That will result in growth of total rentals in 2012 to more than $28 billion, a growth rate of 12 percent compared with 2010, or about the same level the industry experienced in 2005. The 12 percent is a lower rate than the 17 percent I expect between 2010 and 2011 because of the lack of government stimulus programs and slow growth expected in all the other construction categories, especially housing.
See table 3
My crystal ball is pretty dim beyond 2012 due to global economic uncertainty. The Euro-zone crisis, if unresolved, could negatively impact world economies. U.S. bank exposure to European debt is thought to be manageable, but the psychological impact would be far reaching. There’s also the possibility of a significant slowdown of the Chinese economy.
Although it seems counterintuitive, rental company owners should be heartened by all this uncertainty. Uncertainty will continue to turn equipment users to rental. It is very possible that my 2012 estimate of total rentals is too conservative. There is much more upside potential than downside risk.

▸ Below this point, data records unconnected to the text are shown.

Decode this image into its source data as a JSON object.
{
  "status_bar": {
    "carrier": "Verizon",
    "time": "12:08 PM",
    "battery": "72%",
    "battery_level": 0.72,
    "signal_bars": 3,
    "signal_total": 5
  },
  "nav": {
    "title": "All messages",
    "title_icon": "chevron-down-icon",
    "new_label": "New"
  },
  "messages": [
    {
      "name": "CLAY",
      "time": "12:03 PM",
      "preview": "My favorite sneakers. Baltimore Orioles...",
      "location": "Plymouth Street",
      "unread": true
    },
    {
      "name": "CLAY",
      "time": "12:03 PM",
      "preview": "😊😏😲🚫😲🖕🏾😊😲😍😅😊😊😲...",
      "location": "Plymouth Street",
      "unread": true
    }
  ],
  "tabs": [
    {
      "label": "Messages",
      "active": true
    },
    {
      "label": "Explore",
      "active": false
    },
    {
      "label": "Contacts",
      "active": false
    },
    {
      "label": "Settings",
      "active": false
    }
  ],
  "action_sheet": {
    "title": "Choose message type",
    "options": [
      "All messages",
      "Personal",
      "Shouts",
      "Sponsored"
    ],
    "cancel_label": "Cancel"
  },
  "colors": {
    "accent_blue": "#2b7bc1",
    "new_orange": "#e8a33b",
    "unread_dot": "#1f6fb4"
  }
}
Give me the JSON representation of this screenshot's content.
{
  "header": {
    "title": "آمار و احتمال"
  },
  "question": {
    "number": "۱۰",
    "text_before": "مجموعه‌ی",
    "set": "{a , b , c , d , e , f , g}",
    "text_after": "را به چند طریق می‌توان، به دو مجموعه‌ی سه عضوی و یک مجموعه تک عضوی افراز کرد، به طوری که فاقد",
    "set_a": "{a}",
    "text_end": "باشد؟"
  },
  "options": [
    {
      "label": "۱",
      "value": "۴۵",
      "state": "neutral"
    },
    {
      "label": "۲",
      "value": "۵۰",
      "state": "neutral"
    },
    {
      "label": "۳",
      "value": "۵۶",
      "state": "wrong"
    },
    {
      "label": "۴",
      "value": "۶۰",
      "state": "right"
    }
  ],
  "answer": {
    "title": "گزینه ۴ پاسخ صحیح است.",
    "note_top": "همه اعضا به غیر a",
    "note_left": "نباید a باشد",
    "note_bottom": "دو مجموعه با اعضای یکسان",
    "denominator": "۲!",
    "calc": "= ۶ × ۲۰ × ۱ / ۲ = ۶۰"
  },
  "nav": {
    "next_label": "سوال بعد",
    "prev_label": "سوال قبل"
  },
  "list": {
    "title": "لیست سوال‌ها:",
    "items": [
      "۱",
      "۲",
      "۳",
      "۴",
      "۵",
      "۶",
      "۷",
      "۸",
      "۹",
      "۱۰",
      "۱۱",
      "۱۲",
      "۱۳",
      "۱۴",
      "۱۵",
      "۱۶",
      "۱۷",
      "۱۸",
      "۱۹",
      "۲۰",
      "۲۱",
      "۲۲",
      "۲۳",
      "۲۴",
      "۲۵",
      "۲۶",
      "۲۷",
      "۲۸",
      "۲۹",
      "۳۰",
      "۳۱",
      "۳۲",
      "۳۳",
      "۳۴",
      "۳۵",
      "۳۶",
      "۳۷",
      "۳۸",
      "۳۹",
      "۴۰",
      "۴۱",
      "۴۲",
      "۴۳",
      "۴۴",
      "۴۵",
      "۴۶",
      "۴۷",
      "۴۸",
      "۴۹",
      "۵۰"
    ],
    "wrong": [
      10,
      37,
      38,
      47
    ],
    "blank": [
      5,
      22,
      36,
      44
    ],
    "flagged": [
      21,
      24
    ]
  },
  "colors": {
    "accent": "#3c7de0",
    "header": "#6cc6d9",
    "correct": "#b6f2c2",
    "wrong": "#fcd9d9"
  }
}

It is possible for total rentals to return to their 2007 peak within two or three years. I think the future is bright for the U.S. equipment rental market.